[0074] The polymer was recovered by removing the solvent.

[0075] It was characterised by a styrenic content of 75 wt % and was processed at a temperature of 220° C.

[0076] The machine used for coextruding and blow moulding 1 litre, 2 layer bottles with the HDPE as the inner layer and the S-B-S block copolymer as the external layer was a Battenfeld Fisher VKI1-4.

[0077] The mould was kept at a temperature of 15° C.

[0078] The gloss, scratch resistance and adhesion of labels were then measured on the external layers of the bottles of the present invention in accordance with the above-specified tests. The drop resistance of the bottles was also measured in accordance with the above-specified test. These results were compared with measurements performed under identical conditions on bottles prepared as follows:

[0079] Bottle A—HDPE alone

[0080] Bottle B—S-B-S mixed with High Impact Polystyrene (HIPS)

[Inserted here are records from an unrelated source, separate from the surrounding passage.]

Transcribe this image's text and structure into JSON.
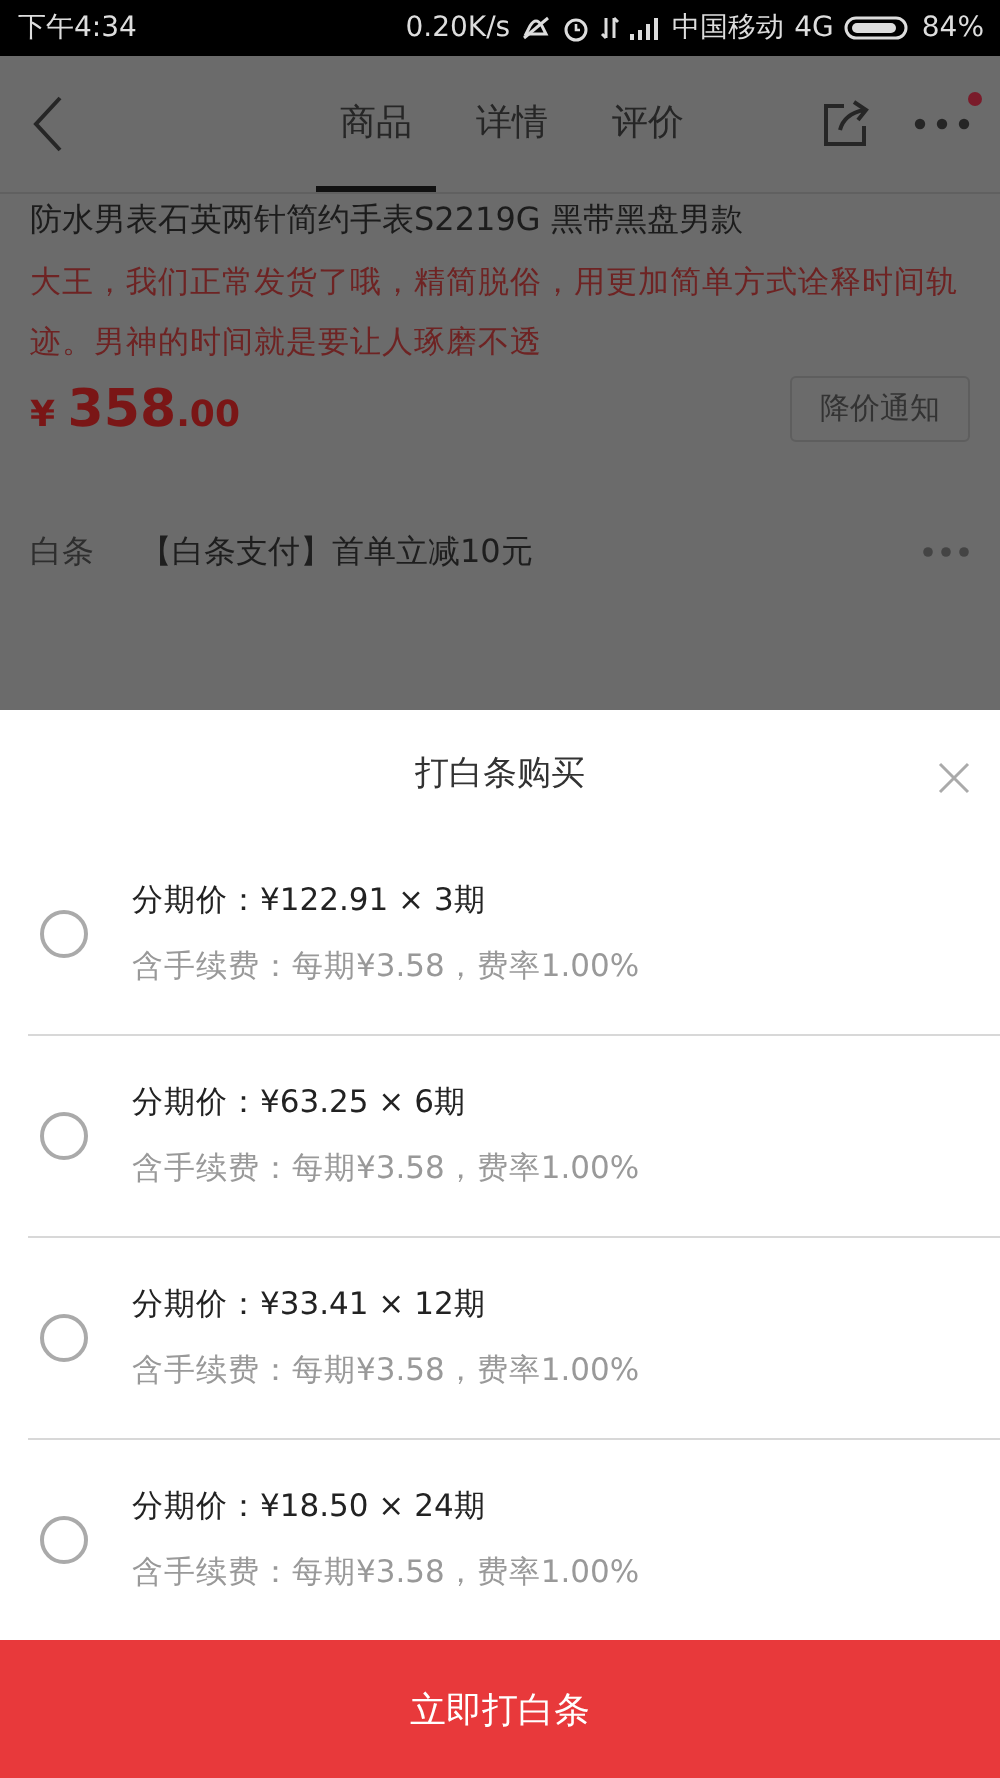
{
  "status_bar": {
    "time": "下午4:34",
    "speed": "0.20K/s",
    "carrier": "中国移动",
    "network": "4G",
    "battery": "84%"
  },
  "nav": {
    "tabs": [
      {
        "label": "商品",
        "selected": true
      },
      {
        "label": "详情",
        "selected": false
      },
      {
        "label": "评价",
        "selected": false
      }
    ],
    "has_notification": true
  },
  "product": {
    "title": "防水男表石英两针简约手表S2219G 黑带黑盘男款",
    "slogan": "大王，我们正常发货了哦，精简脱俗，用更加简单方式诠释时间轨迹。男神的时间就是要让人琢磨不透",
    "currency": "¥",
    "price_int": "358",
    "price_dec": ".00",
    "notify_button": "降价通知"
  },
  "baitiao": {
    "label": "白条",
    "text": "【白条支付】首单立减10元"
  },
  "sheet": {
    "title": "打白条购买",
    "options": [
      {
        "price": "分期价：¥122.91 × 3期",
        "fee": "含手续费：每期¥3.58，费率1.00%",
        "selected": false
      },
      {
        "price": "分期价：¥63.25 × 6期",
        "fee": "含手续费：每期¥3.58，费率1.00%",
        "selected": false
      },
      {
        "price": "分期价：¥33.41 × 12期",
        "fee": "含手续费：每期¥3.58，费率1.00%",
        "selected": false
      },
      {
        "price": "分期价：¥18.50 × 24期",
        "fee": "含手续费：每期¥3.58，费率1.00%",
        "selected": false
      }
    ],
    "confirm_button": "立即打白条"
  }
}
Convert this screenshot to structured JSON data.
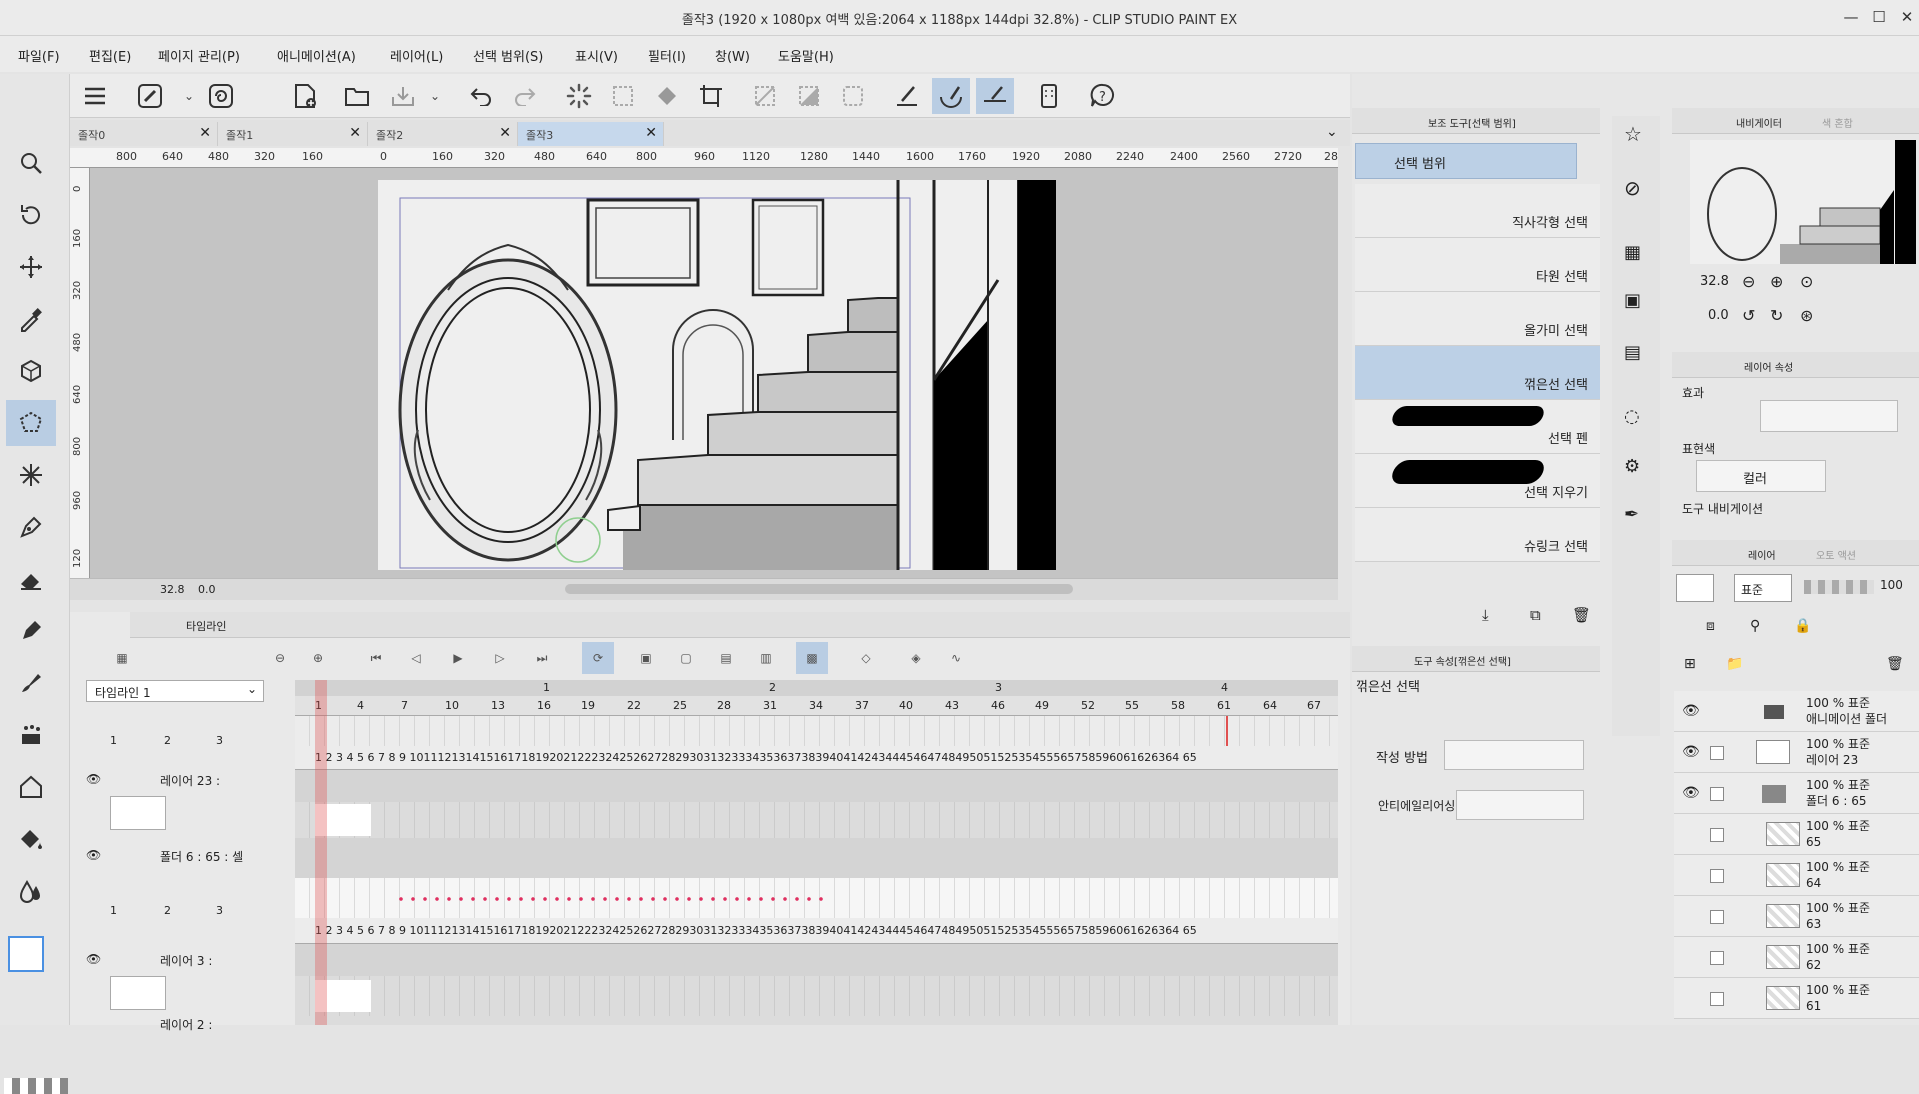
{
  "window": {
    "title": "졸작3 (1920 x 1080px 여백 있음:2064 x 1188px 144dpi 32.8%)  - CLIP STUDIO PAINT EX",
    "minimize": "—",
    "maximize": "☐",
    "close": "✕"
  },
  "menu": [
    "파일(F)",
    "편집(E)",
    "페이지 관리(P)",
    "애니메이션(A)",
    "레이어(L)",
    "선택 범위(S)",
    "표시(V)",
    "필터(I)",
    "창(W)",
    "도움말(H)"
  ],
  "tabs": [
    {
      "label": "졸작0",
      "close": "✕"
    },
    {
      "label": "졸작1",
      "close": "✕"
    },
    {
      "label": "졸작2",
      "close": "✕"
    },
    {
      "label": "졸작3",
      "close": "✕",
      "active": true
    }
  ],
  "ruler": {
    "h": [
      "800",
      "640",
      "480",
      "320",
      "160",
      "0",
      "160",
      "320",
      "480",
      "640",
      "800",
      "960",
      "1120",
      "1280",
      "1440",
      "1600",
      "1760",
      "1920",
      "2080",
      "2240",
      "2400",
      "2560",
      "2720",
      "28"
    ],
    "v": [
      "0",
      "160",
      "320",
      "480",
      "640",
      "800",
      "960",
      "120"
    ]
  },
  "status": {
    "zoom": "32.8",
    "rotation": "0.0"
  },
  "timeline": {
    "panel_title": "타임라인",
    "selector": "타임라인 1",
    "second_marks": [
      "1",
      "2",
      "3",
      "4"
    ],
    "frame_marks": [
      "1",
      "4",
      "7",
      "10",
      "13",
      "16",
      "19",
      "22",
      "25",
      "28",
      "31",
      "34",
      "37",
      "40",
      "43",
      "46",
      "49",
      "52",
      "55",
      "58",
      "61",
      "64",
      "67"
    ],
    "cel_labels": [
      "1",
      "2",
      "3"
    ],
    "frame_sequence": "1 2 3 4 5 6 7 8 9 10111213141516171819202122232425262728293031323334353637383940414243444546474849505152535455565758596061626364 65",
    "tracks": [
      {
        "name": "레이어 23 :"
      },
      {
        "name": "폴더 6 : 65 : 셀"
      },
      {
        "name": "레이어 3 :"
      },
      {
        "name": "레이어 2 :"
      }
    ]
  },
  "subtool": {
    "panel_title": "보조 도구[선택 범위]",
    "group": "선택 범위",
    "items": [
      {
        "label": "직사각형 선택"
      },
      {
        "label": "타원 선택"
      },
      {
        "label": "올가미 선택"
      },
      {
        "label": "꺾은선 선택",
        "active": true
      },
      {
        "label": "선택 펜"
      },
      {
        "label": "선택 지우기"
      },
      {
        "label": "슈링크 선택"
      }
    ]
  },
  "tool_property": {
    "panel_title": "도구 속성[꺾은선 선택]",
    "tool_name": "꺾은선 선택",
    "creation_label": "작성 방법",
    "antialias_label": "안티에일리어싱"
  },
  "navigator": {
    "panel_title": "내비게이터",
    "tab2": "색 혼합",
    "zoom": "32.8",
    "angle": "0.0"
  },
  "layer_property": {
    "panel_title": "레이어 속성",
    "effect_label": "효과",
    "color_label": "표현색",
    "color_value": "컬러",
    "tool_nav_label": "도구 내비게이션"
  },
  "layers": {
    "panel_title": "레이어",
    "tab2": "오토 액션",
    "blend": "표준",
    "opacity": "100",
    "rows": [
      {
        "line1": "100 % 표준",
        "line2": "애니메이션 폴더"
      },
      {
        "line1": "100 % 표준",
        "line2": "레이어 23"
      },
      {
        "line1": "100 % 표준",
        "line2": "폴더 6 : 65"
      },
      {
        "line1": "100 % 표준",
        "line2": "65"
      },
      {
        "line1": "100 % 표준",
        "line2": "64"
      },
      {
        "line1": "100 % 표준",
        "line2": "63"
      },
      {
        "line1": "100 % 표준",
        "line2": "62"
      },
      {
        "line1": "100 % 표준",
        "line2": "61"
      }
    ]
  },
  "colors": {
    "accent_selected": "#b9cde3",
    "playhead": "#e05050",
    "panel_bg": "#e7e7e7"
  }
}
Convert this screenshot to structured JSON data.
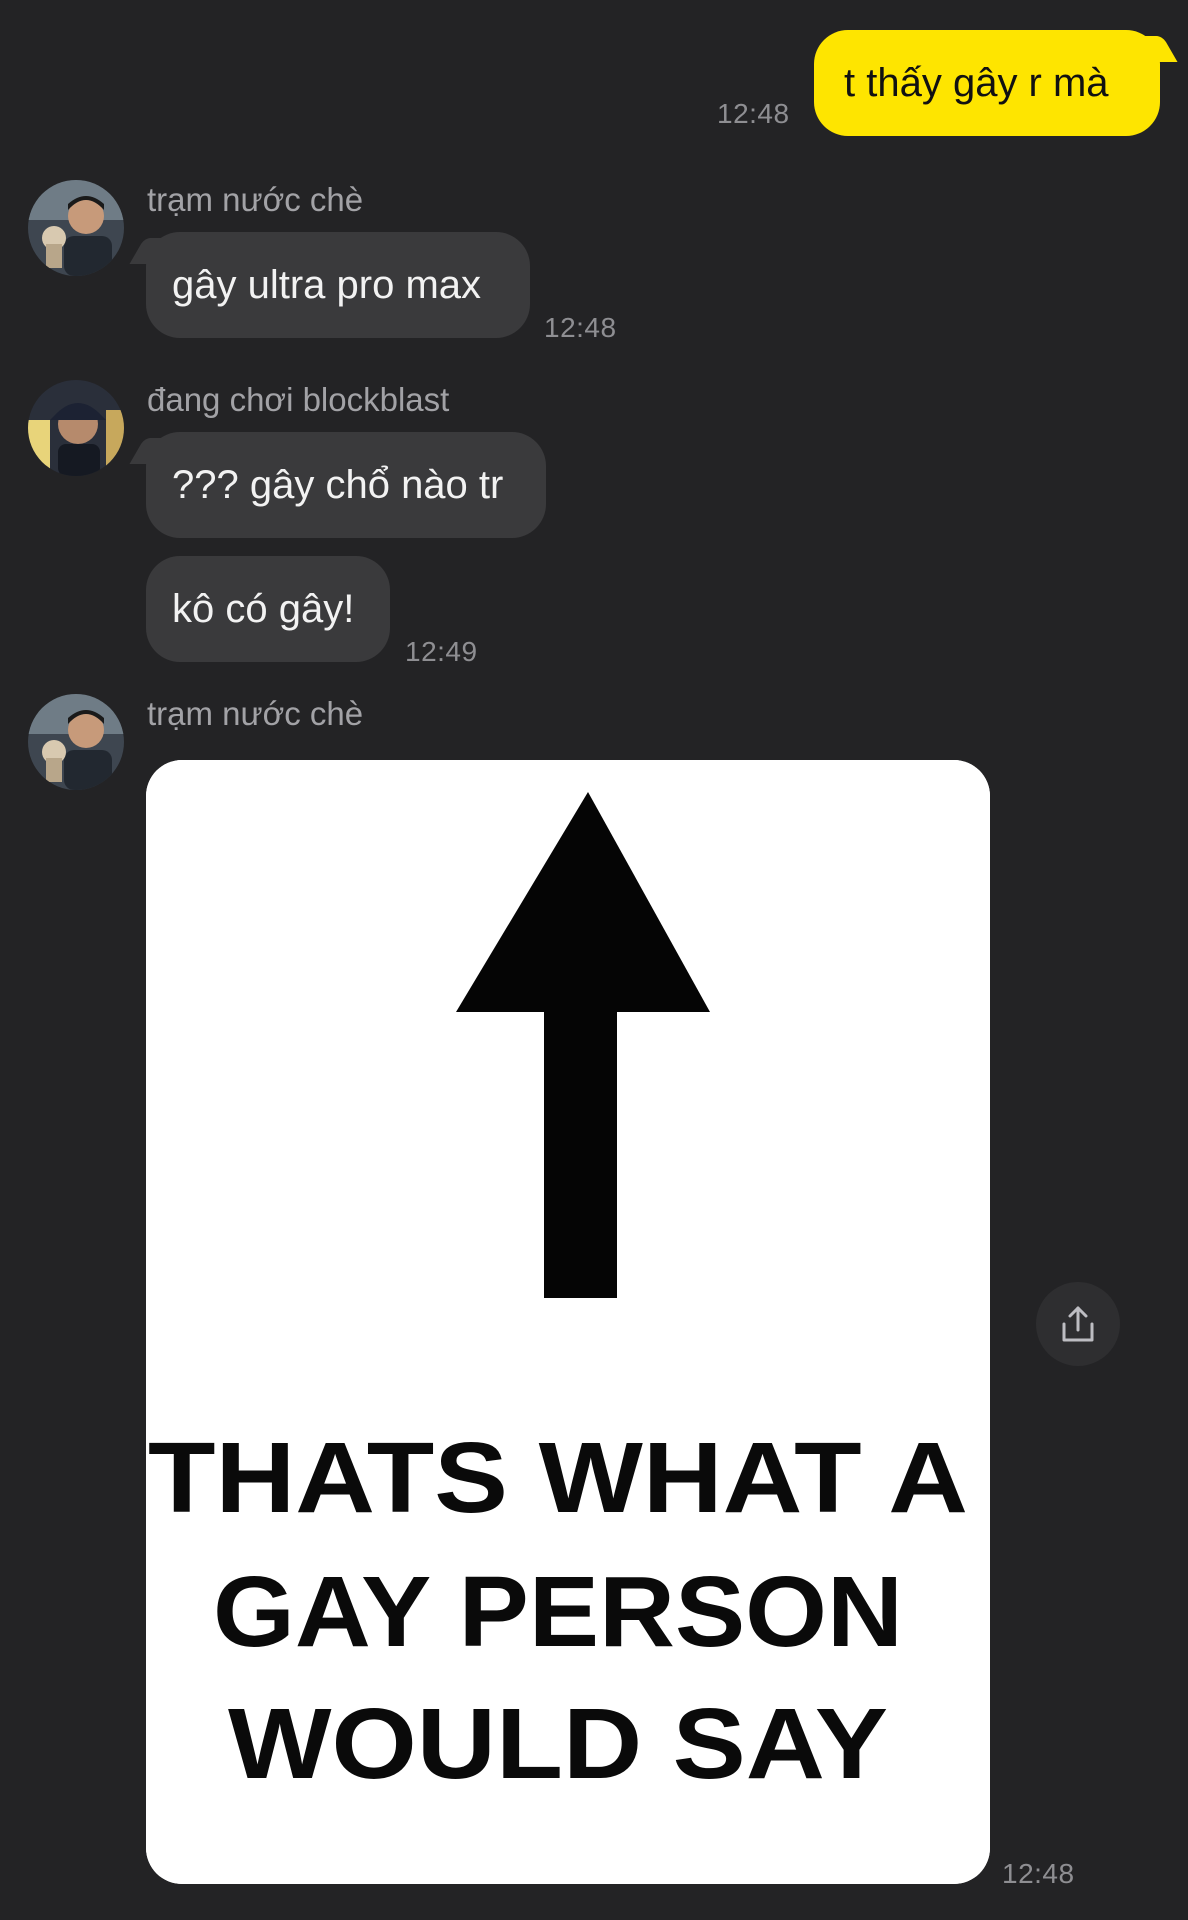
{
  "messages": [
    {
      "sender": "me",
      "text": "t thấy gây r mà",
      "time": "12:48"
    },
    {
      "sender": "trạm nước chè",
      "text": "gây ultra pro max",
      "time": "12:48"
    },
    {
      "sender": "đang chơi blockblast",
      "text": "??? gây chổ nào tr",
      "time": ""
    },
    {
      "sender": "đang chơi blockblast",
      "text": "kô có gây!",
      "time": "12:49"
    },
    {
      "sender": "trạm nước chè",
      "text": "",
      "time": "12:48",
      "attachment": "photo"
    }
  ],
  "users": {
    "tram": {
      "name": "trạm nước chè",
      "avatar_icon": "profile-photo"
    },
    "dang": {
      "name": "đang chơi blockblast",
      "avatar_icon": "profile-photo"
    }
  },
  "photo": {
    "caption_lines": [
      "THATS WHAT A",
      "GAY PERSON",
      "WOULD SAY"
    ],
    "icon": "up-arrow"
  },
  "share_button": {
    "icon": "share-icon"
  },
  "colors": {
    "background": "#232325",
    "my_bubble": "#fee500",
    "their_bubble": "#3a3a3c"
  }
}
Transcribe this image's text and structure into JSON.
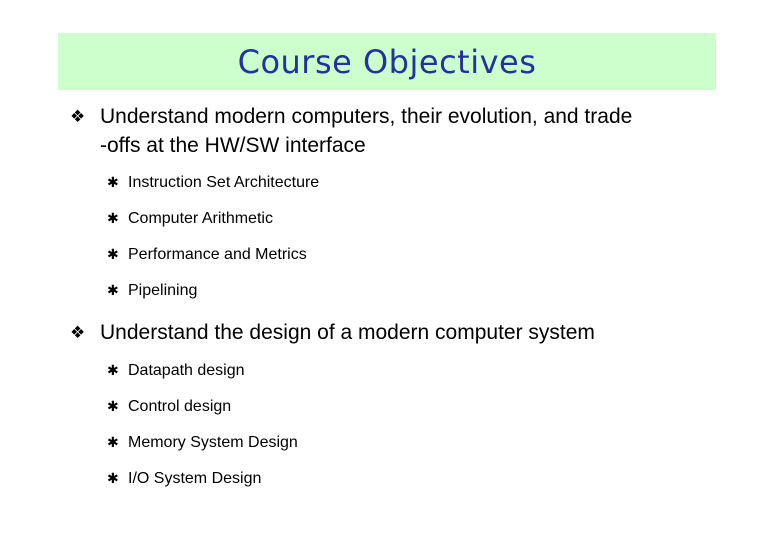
{
  "slide": {
    "title": "Course Objectives",
    "banner_color": "#ccffcc",
    "title_color": "#2233a0",
    "background_color": "#ffffff",
    "text_color": "#000000"
  },
  "bullets": {
    "level1_marker": "❖",
    "level2_marker": "✱",
    "items": [
      {
        "text": "Understand modern computers, their evolution, and trade -offs at the HW/SW interface",
        "line1": "Understand modern computers, their evolution, and trade",
        "line2": "-offs at the HW/SW interface",
        "subitems": [
          "Instruction Set Architecture",
          "Computer Arithmetic",
          "Performance and Metrics",
          "Pipelining"
        ]
      },
      {
        "text": "Understand the design of a modern computer system",
        "line1": "Understand the design of a modern computer system",
        "line2": "",
        "subitems": [
          "Datapath design",
          "Control design",
          "Memory System Design",
          "I/O System Design"
        ]
      }
    ]
  }
}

[0081] Bottle C—S-B-S mixed with polystyrene.

[0082] Table II summarises all these measurements. 2

TABLE II
S—B—S +S—B—S +
ExternalHDPEHIPSPS
layerBottle AS—B—SBottle BBottle C
Gloss4.744.555.953.8
ScratchScratch withNo scratchNo scratchScratch with
test3N forcewith 3Nwith 3N3N force
forceforce
Adhesion25.598.5
test
Drop test6.56.531.1

[0083] It can be seen that a good balance of properties was obtained with the bottles that have an external layer containing styrene, either S-B-S or S-B-S+HIPS. The best balance of properties was achieved with the S-B-S block copolymer. The pure HDPE bottles had a good drop resistance but a poor gloss, no scratch resistance and poor adhesion of labels. The bottles with an external layer of S-B-S+PS had an excellent gloss and a good adhesion of labels but no scratch resistance and very poor drop resistance.